s Google Making Us Stoopid?" -- When Atlantic Monthly
posed that question on its cover recently it set off a whole anti-technology backlash. Now Cloe Shasha at ABC News
has joined the chorus, asking "Is GPS Making us Dumb?" and claiming that our reliance on GPS devices may result in the loss of our sense of direction:
When we develop a crutch for technology, we lose the ability to do that which we did previously," [Ian] White said. "It couldn't be more true. People become more and more reliant, and their expectations get bigger and bigger, and if technology doesn't deliver, they get frustrated."
One problem with Ms. Shasha's argument is that she presupposes that everyone actually had a sense of direction in the first place. Lots of people, my wife included, don't. Of course, as a land surveyor, I am fortunate to have a flawless sense of direction. In fact, the first thing my father (also a land surveyor) taught me was that land surveyors are never lost.
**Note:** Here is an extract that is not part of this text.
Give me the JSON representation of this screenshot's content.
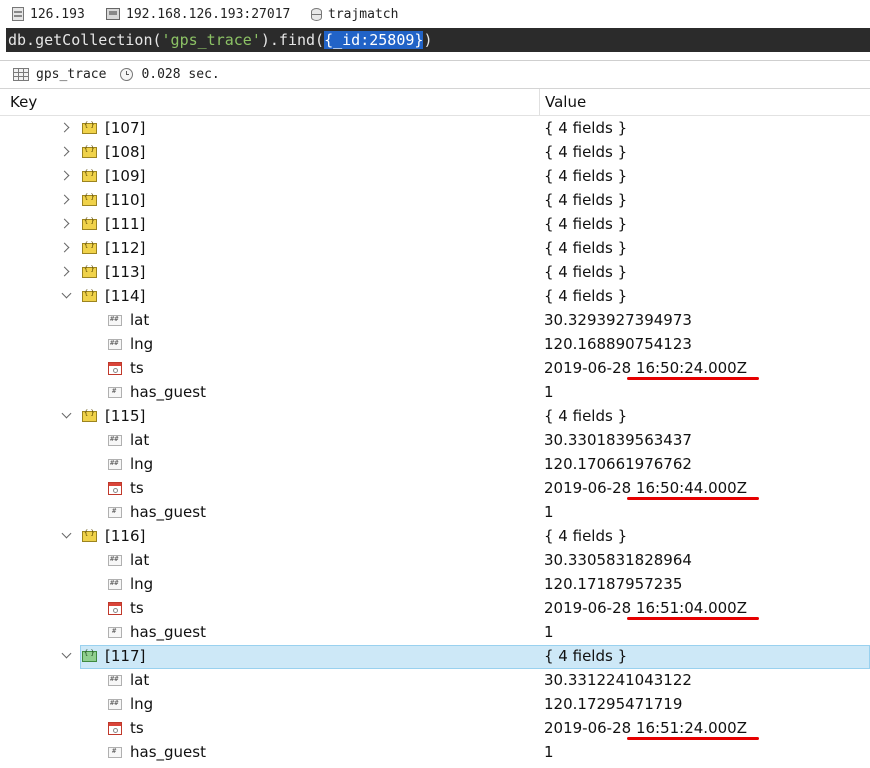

Technology should be used, not feared. Still there are limits to how much trust even I would put in technology. Thaindian News reports today that it will soon be possible for airplanes to land on aircraft carriers using GPS with no input from the pilot at all. I've read similar statements about commercial airliners. I'm sorry, but GPS or no GPS, if I'm in that plane, I want the pilot to have both hands on the wheel.